What you need is an expert partner who specializes in local employment law, and can guide you through recruitment, managing risk, and scaling effectively. What about the taxes you pay for doing business in a country? “Permanent establishment” is a tax term for businesses that have an ongoing presence in a country.

Questions to evaluate communication skills

If you want to be how to work from home successfully here, you need to come to the table with remote working experience and a passion for travel. We also look for a few other traits—startup experience, the ability to work autonomously, and the ability to collaborate—when determining who would make a good fit in our organization. We consider our remote candidates no different from in-office candidates. Most of our business team is in office, and most product is remote, but that isn’t a hard, fast rule for who we hire for which location. In order to be successful in a remote environment, one has to be self-motivated. You will not be given daily tasks at komoot and you are responsible for driving your agenda/day.

How do you ask someone to work from home professionally?

  1. Research the landscape in your industry and organization.
  2. Emphasize the benefits to your organization.
  3. Create a clear and specific remote work plan.
  4. Time your request carefully.
  5. Ask in-person, not via email.
  6. Come prepared to lead the meeting.
  7. Expect some discomfort, but don't be dissuaded.

In summary, hiring remotely doesn’t require you to dramatically overhaul your existing recruitment strategies. Data from Jobvite shows that asking for employee referrals can nearly halve your recruiting time . Here’s what’s worked for us as we’ve built a remote culture of safety and trust where individuals feel valued and want to participate in virtual happy hours and the like.

More In Invest in You: Ready. Set. Grow.

Occasionally, we talk to people that say they would rather work in an office environment. In those cases we try to clearly set expectations so they know what they’re getting into if they join us. Some people might not enjoy the culture of remote work and that’s fine.
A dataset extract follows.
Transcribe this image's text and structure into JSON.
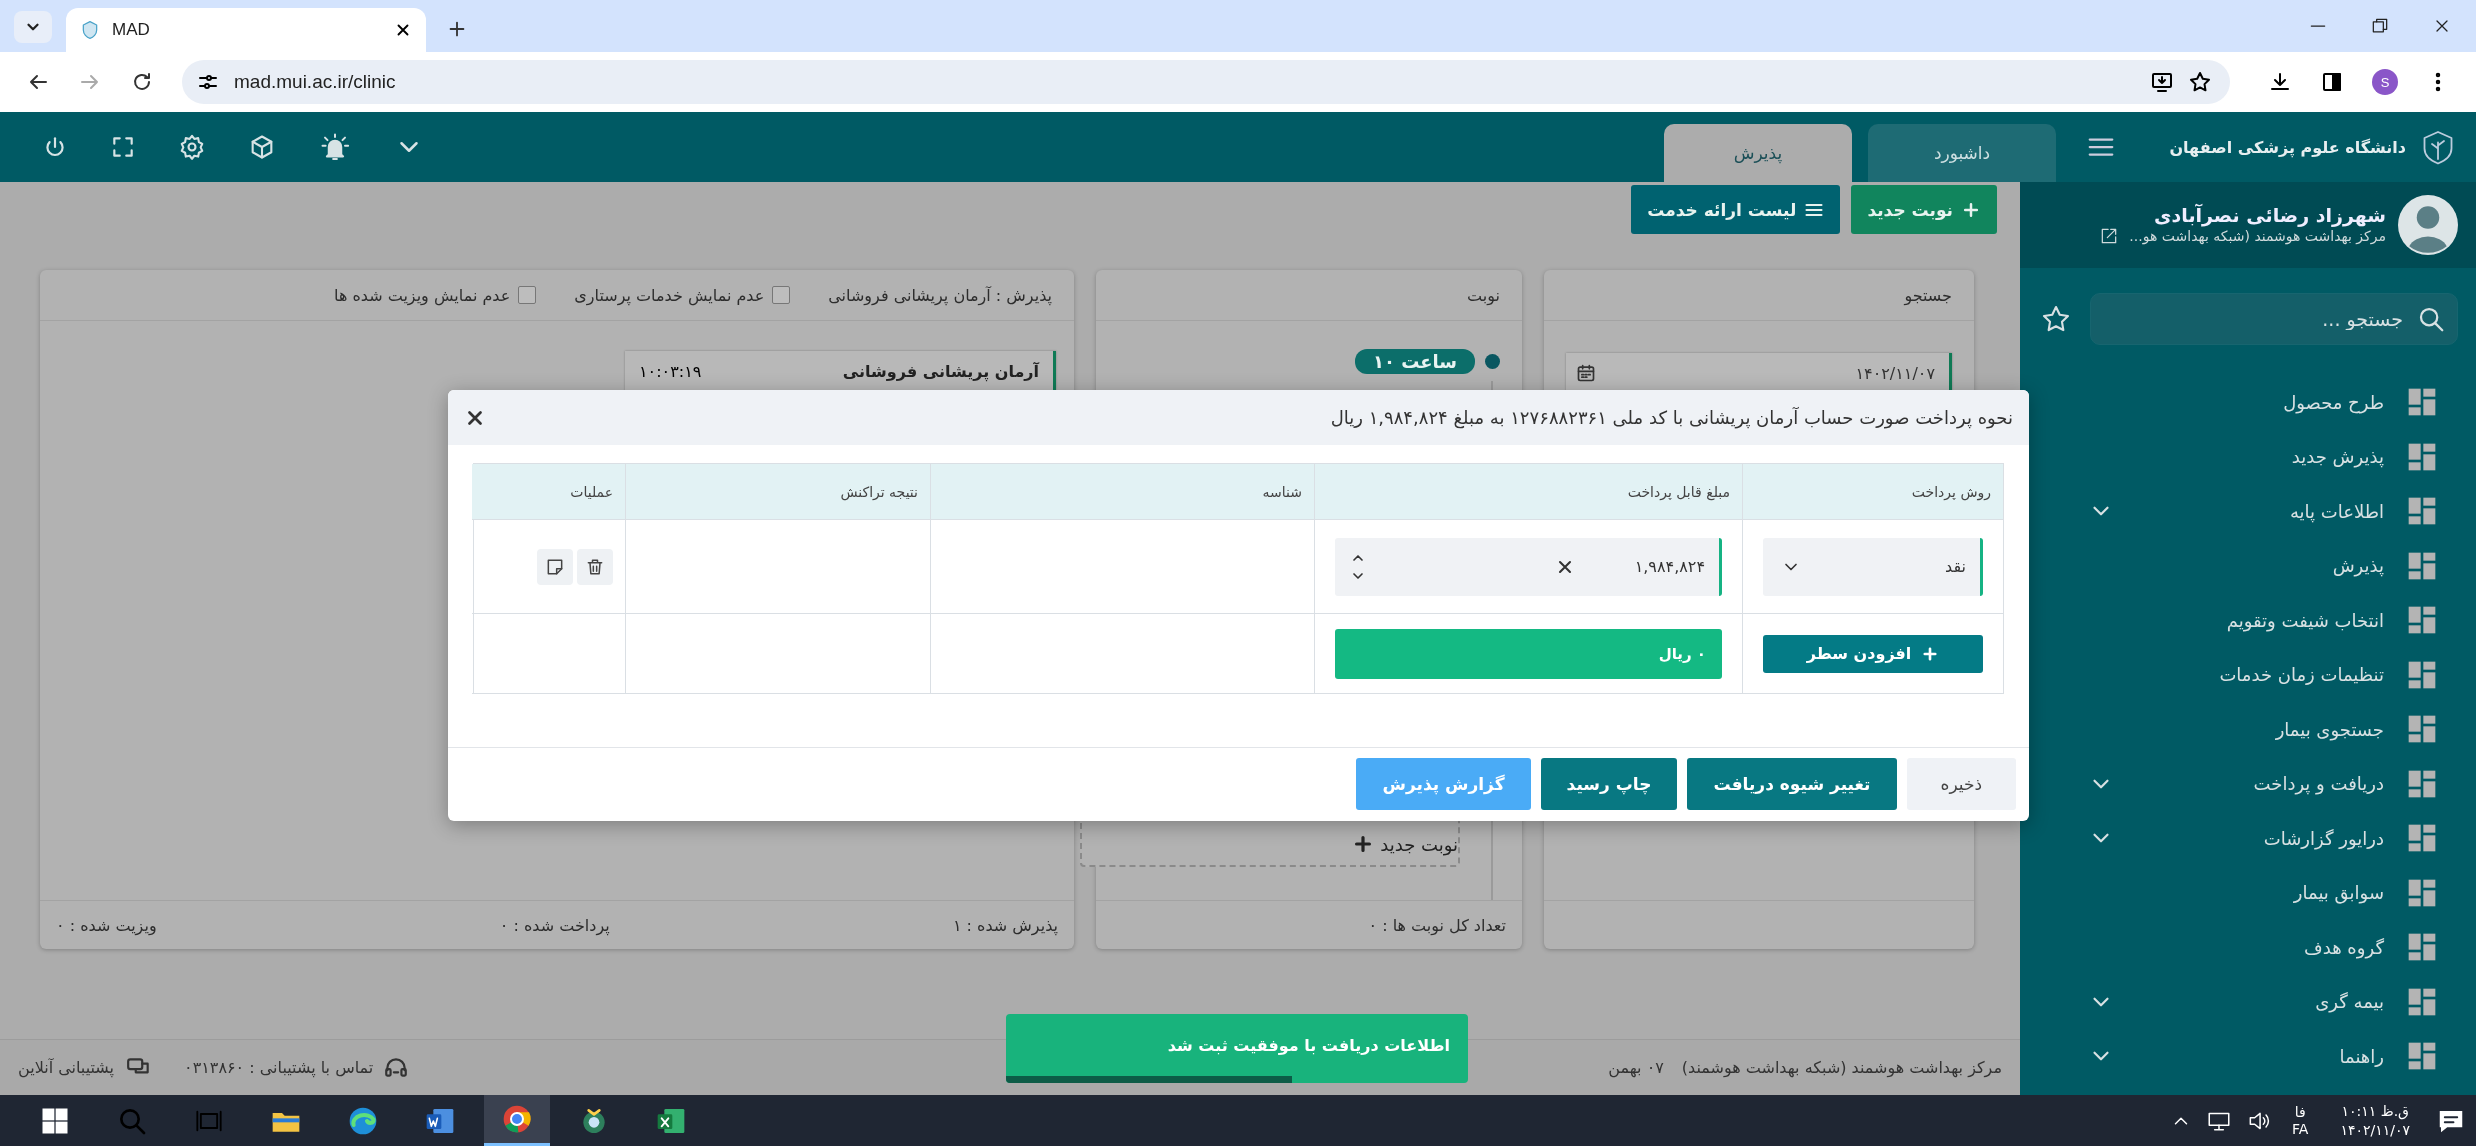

I wouldn’t want to put anyone in a situation that didn’t make them happy.

  • Giant walls of text aren’t fun either, so it’s important to keep things concise.
  • There’s huge value in having the flexibility to go out for a 15 minute walk, not stressing out over if you’ll miss a message during that time.
  • Having worked remotely in the past is a plus, but too many freelance jobs isn’t.
  • After all, just because someone has the right skills for the role doesn’t mean they’re the best person for that specific job at your specific company.

You’ll notice this is a common theme with us, but “trust” is a big one. The ability to trust that your teammate is going to go away and do an amazing job and check back in when they’re ready to. If a candidate explains that they need a lot of direction and “hand holding,” then that is usually not the best candidate for a remote opportunity. This isn’t just about grammar, it’s about succinctly communicating your ideas and the ability to express your personality through writing. I lean towards people who are self-motivated, organized, work well with deadlines, and are very driven. We find these to be the best traits for a remote work environment.